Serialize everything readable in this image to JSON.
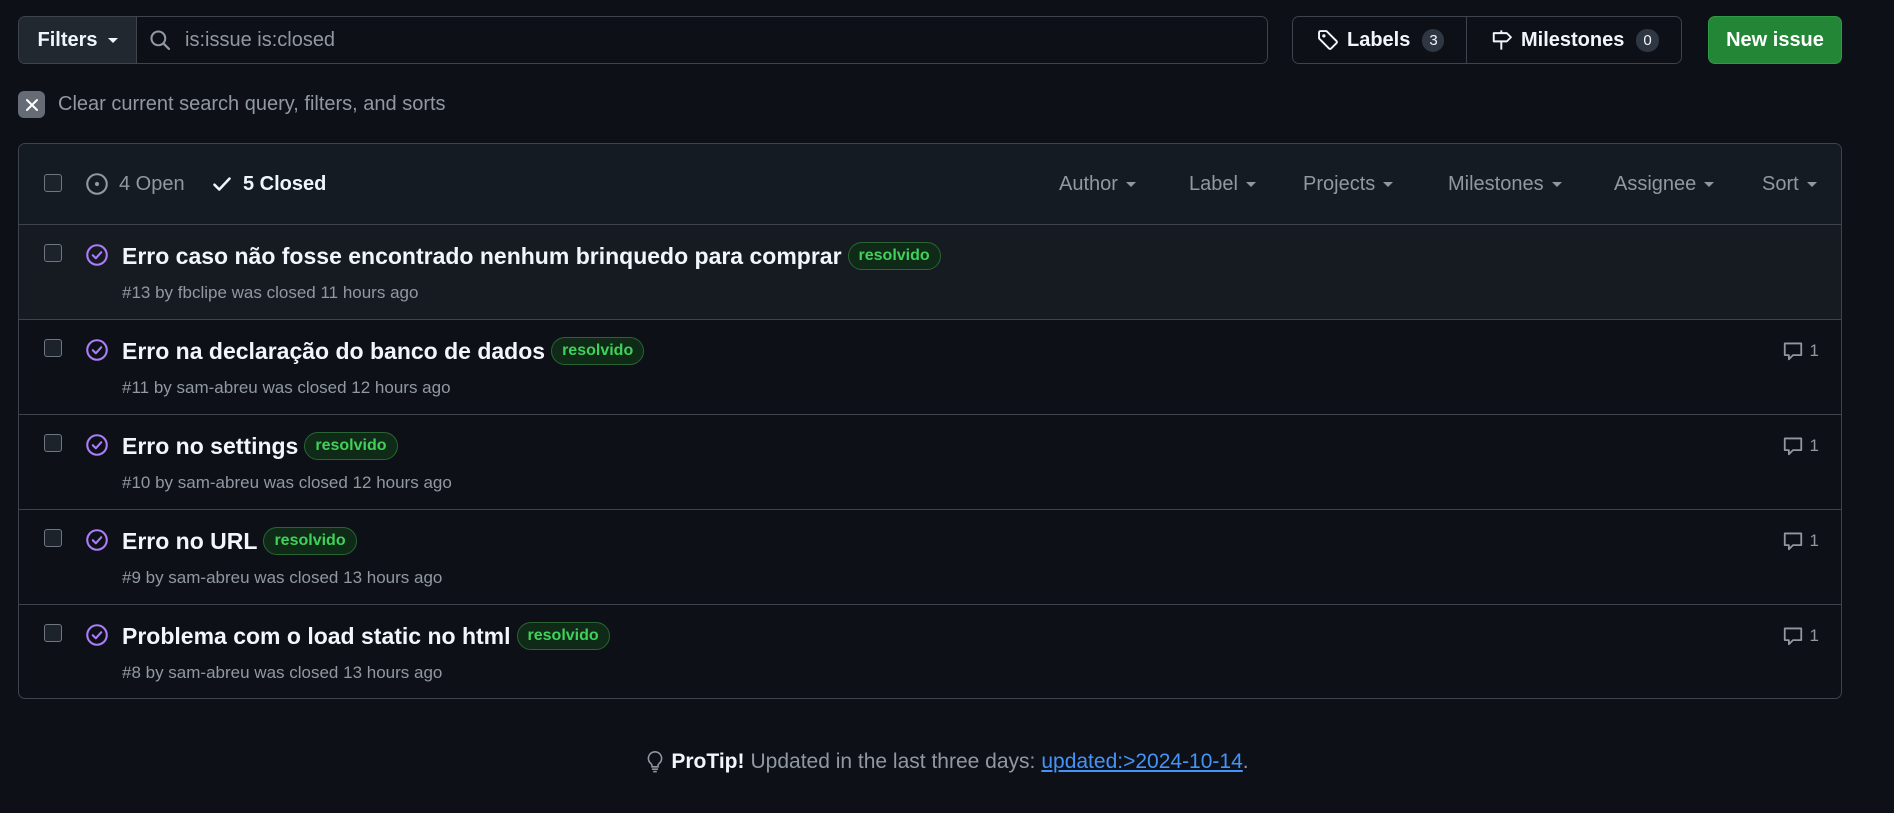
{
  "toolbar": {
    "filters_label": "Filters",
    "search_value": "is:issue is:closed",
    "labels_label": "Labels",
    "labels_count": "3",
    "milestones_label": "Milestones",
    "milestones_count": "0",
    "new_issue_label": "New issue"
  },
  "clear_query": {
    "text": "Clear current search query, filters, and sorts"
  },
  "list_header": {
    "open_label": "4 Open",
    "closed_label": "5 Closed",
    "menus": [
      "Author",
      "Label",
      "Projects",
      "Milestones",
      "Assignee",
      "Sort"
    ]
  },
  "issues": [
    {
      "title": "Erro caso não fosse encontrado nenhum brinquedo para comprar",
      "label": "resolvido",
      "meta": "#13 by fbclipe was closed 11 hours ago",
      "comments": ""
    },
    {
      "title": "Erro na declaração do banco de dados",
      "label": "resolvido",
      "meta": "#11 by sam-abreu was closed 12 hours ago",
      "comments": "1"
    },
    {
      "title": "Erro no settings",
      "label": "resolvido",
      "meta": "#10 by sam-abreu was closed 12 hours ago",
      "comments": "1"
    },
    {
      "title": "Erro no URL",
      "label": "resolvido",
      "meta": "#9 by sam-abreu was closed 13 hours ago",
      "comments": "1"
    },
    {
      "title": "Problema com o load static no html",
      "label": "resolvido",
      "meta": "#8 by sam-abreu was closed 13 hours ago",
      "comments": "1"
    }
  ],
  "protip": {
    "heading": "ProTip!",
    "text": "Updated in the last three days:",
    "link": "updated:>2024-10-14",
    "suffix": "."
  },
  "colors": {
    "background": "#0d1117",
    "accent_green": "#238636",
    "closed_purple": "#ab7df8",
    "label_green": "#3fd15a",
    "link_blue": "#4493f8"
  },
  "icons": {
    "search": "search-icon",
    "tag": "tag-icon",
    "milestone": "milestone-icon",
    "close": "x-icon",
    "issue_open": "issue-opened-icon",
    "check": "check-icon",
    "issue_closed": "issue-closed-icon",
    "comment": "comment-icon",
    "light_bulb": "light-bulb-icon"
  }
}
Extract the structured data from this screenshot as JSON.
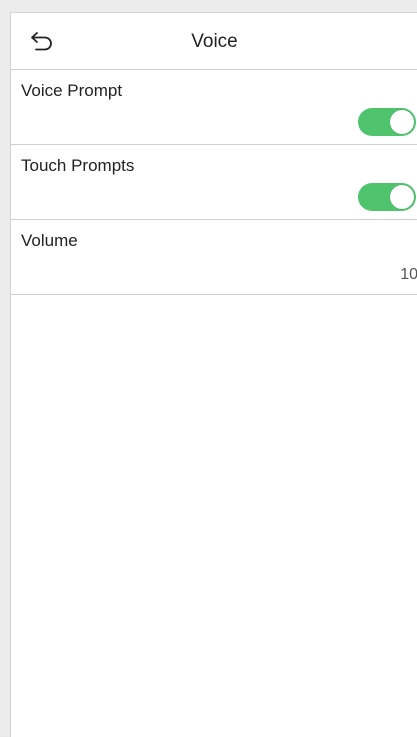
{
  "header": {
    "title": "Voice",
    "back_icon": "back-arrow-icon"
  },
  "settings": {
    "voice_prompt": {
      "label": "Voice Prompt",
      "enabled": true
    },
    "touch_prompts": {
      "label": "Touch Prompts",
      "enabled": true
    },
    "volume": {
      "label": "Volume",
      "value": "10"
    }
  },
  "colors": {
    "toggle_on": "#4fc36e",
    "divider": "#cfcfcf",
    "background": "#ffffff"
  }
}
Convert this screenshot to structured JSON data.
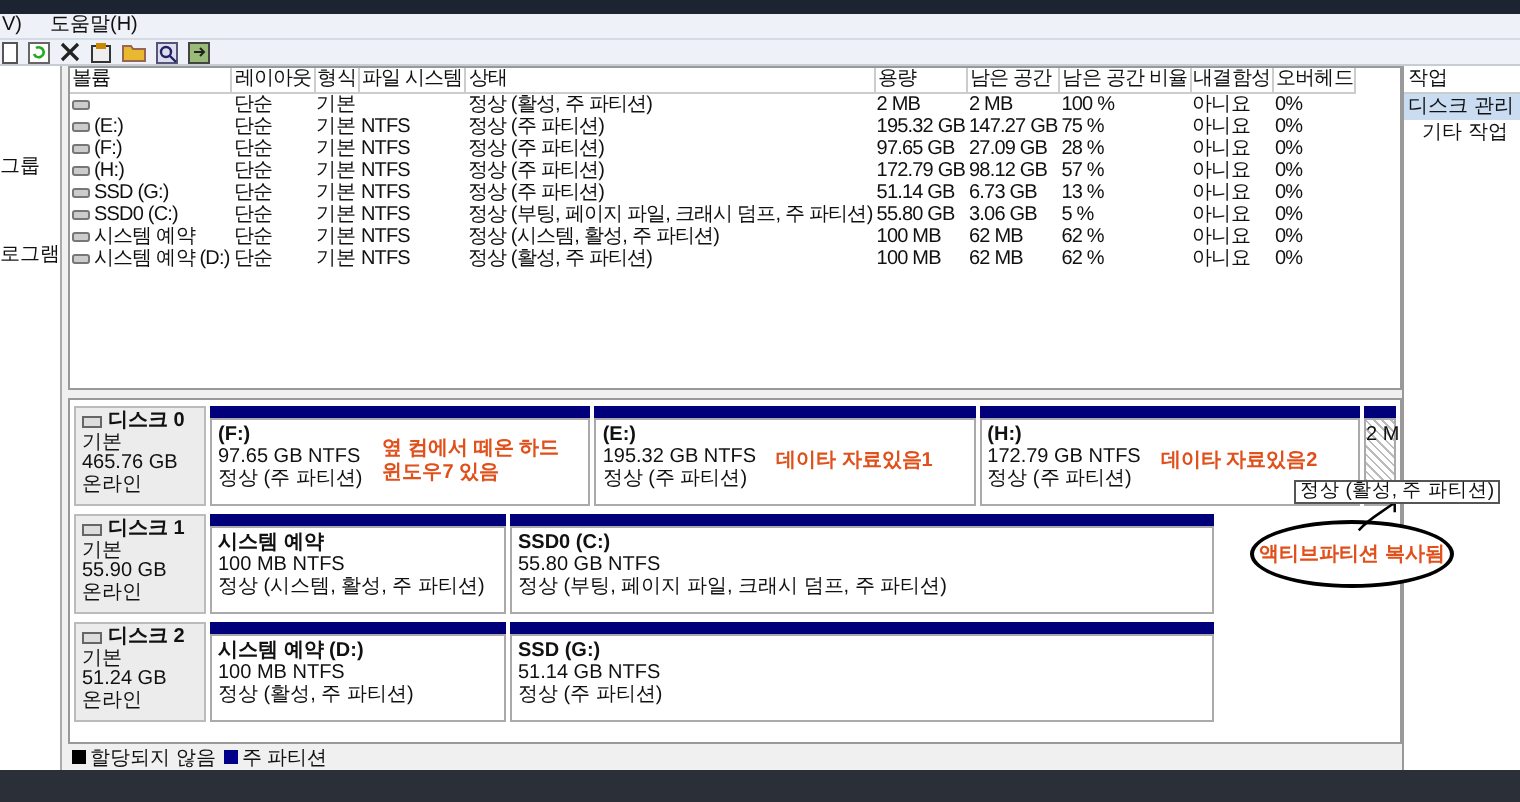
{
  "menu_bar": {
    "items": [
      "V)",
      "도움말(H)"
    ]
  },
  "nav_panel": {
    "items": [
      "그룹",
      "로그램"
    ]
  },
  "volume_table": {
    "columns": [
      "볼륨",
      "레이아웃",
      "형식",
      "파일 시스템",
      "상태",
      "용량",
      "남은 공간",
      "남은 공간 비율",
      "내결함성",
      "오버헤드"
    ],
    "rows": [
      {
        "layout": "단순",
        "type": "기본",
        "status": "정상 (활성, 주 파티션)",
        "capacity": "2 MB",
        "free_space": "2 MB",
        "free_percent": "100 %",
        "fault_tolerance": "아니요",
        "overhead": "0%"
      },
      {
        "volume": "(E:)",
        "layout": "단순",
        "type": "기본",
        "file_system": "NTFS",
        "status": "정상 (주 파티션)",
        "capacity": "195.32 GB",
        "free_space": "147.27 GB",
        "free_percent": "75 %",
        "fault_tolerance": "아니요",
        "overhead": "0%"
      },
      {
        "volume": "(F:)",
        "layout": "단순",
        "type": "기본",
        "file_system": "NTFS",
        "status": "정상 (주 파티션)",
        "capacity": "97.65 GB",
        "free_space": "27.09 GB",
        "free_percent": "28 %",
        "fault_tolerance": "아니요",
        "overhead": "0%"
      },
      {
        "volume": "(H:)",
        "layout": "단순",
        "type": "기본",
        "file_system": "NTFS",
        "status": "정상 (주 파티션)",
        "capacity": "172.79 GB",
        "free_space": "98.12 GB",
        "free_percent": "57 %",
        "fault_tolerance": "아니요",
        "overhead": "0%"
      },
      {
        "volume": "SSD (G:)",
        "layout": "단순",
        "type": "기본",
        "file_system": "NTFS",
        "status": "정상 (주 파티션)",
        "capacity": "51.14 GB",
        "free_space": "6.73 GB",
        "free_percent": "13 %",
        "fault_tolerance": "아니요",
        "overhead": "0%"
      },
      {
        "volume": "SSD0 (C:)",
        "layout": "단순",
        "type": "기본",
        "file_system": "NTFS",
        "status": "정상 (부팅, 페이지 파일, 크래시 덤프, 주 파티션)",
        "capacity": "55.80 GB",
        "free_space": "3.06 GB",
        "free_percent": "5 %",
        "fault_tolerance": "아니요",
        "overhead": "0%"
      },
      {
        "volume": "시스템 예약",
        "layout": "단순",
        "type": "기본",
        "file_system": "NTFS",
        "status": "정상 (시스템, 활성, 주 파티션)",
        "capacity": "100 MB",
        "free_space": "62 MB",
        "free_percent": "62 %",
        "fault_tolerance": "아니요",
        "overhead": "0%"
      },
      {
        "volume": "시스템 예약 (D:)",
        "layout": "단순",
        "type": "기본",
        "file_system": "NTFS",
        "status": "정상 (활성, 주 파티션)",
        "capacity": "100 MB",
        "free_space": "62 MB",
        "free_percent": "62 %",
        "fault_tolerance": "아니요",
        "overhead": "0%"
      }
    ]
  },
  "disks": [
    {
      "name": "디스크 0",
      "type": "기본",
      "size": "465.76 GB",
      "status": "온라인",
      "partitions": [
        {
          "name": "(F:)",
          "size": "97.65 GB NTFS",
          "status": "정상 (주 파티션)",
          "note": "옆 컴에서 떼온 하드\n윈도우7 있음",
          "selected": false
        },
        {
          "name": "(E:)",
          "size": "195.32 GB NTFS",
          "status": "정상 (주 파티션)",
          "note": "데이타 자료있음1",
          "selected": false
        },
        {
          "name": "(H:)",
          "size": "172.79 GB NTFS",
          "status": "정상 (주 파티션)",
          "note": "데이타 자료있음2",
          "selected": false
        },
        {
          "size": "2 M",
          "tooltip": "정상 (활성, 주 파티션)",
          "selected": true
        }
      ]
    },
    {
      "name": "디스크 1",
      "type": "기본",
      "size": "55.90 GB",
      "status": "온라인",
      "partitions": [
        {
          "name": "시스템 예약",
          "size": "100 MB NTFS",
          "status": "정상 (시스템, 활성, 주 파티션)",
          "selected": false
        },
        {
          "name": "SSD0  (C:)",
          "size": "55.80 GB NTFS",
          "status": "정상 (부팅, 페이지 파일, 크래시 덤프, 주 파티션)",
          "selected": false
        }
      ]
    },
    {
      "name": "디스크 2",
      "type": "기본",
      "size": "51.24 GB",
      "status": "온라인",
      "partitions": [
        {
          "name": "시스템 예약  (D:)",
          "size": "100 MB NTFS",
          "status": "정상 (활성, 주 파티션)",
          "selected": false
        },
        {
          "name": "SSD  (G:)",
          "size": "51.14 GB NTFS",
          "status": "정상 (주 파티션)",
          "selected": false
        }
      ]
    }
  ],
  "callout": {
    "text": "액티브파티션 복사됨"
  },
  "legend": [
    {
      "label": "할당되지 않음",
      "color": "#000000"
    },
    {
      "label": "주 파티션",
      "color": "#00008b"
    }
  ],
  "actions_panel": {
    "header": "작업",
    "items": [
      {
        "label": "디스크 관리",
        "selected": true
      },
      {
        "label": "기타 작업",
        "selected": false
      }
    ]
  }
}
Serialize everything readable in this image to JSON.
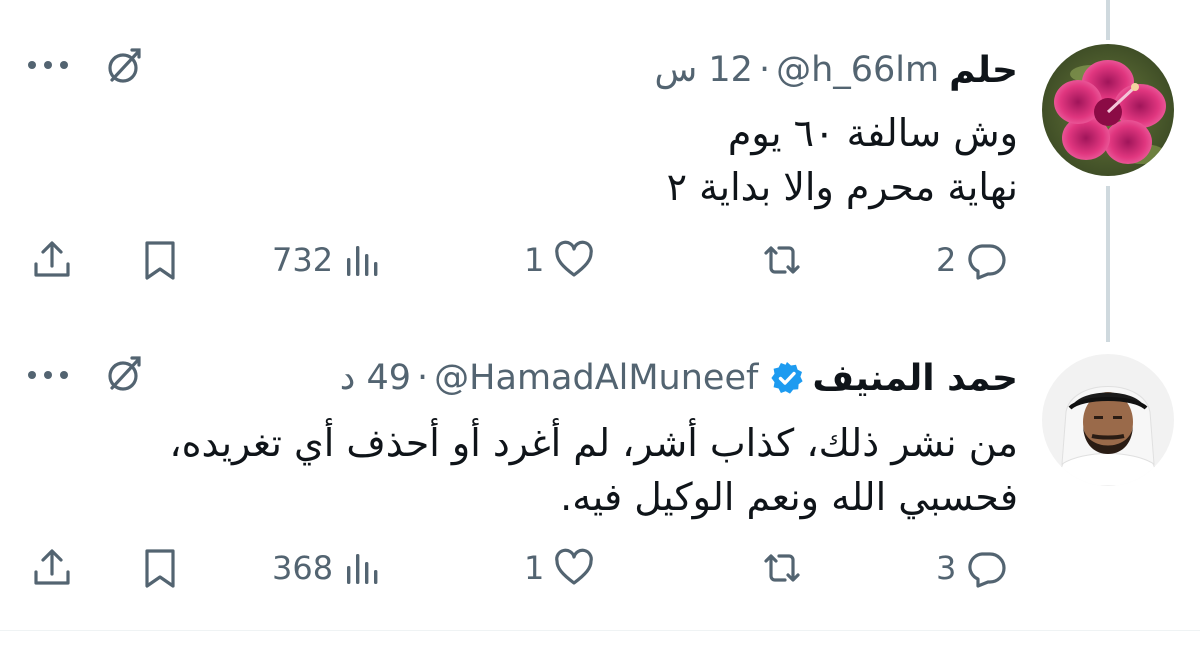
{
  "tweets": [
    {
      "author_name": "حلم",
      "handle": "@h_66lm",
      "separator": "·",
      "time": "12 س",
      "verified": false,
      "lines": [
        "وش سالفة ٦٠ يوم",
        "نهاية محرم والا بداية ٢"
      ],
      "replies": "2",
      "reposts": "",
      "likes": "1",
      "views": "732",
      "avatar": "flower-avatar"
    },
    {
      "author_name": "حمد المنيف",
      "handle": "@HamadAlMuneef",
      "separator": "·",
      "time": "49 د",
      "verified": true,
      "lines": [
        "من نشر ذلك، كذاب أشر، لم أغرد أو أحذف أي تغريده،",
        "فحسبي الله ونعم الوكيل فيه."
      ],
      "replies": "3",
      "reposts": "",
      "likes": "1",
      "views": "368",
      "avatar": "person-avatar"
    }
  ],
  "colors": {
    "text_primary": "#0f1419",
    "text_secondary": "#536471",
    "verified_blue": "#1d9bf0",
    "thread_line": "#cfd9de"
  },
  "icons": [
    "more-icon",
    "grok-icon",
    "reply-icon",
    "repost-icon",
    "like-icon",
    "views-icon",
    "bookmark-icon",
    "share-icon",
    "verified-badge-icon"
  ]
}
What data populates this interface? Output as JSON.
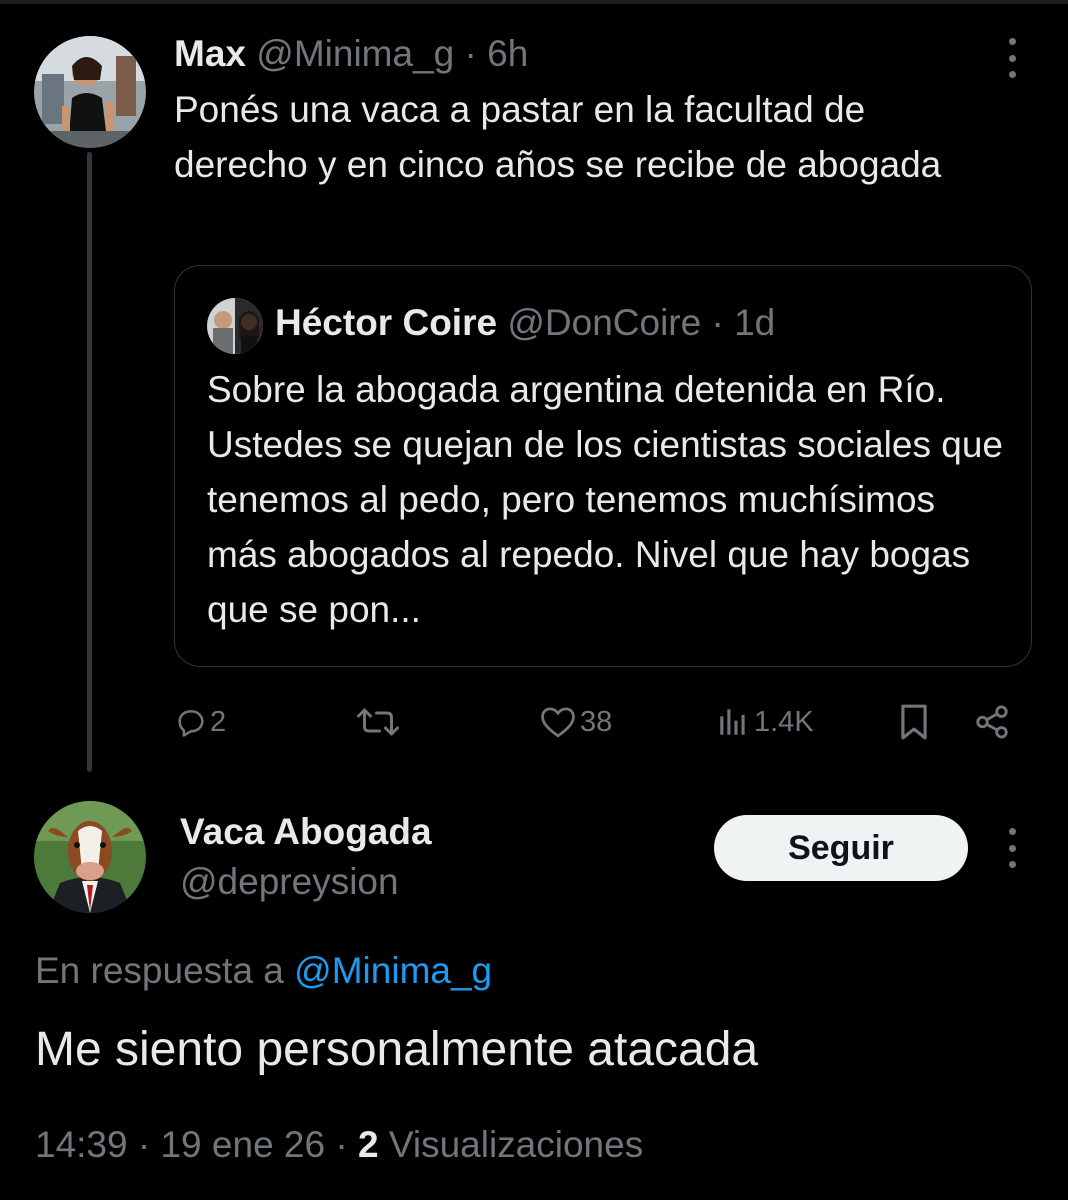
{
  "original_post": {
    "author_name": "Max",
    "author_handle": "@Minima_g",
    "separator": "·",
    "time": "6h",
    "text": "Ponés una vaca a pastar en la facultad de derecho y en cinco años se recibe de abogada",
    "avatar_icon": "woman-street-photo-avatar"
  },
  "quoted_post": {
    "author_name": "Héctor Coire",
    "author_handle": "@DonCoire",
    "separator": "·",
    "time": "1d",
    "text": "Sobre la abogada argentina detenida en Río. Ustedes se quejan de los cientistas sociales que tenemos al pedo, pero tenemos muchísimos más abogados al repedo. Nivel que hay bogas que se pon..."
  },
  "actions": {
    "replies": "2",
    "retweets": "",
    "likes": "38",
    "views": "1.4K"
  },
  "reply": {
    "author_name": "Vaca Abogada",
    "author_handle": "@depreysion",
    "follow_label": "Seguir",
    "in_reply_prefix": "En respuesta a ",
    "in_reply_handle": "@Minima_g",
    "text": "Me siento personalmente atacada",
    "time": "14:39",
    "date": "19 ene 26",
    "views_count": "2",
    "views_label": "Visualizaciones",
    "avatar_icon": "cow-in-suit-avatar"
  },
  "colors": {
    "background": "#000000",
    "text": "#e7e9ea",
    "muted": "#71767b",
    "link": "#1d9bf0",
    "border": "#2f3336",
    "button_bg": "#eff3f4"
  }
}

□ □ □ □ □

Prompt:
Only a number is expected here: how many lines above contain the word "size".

Exercise solution:
11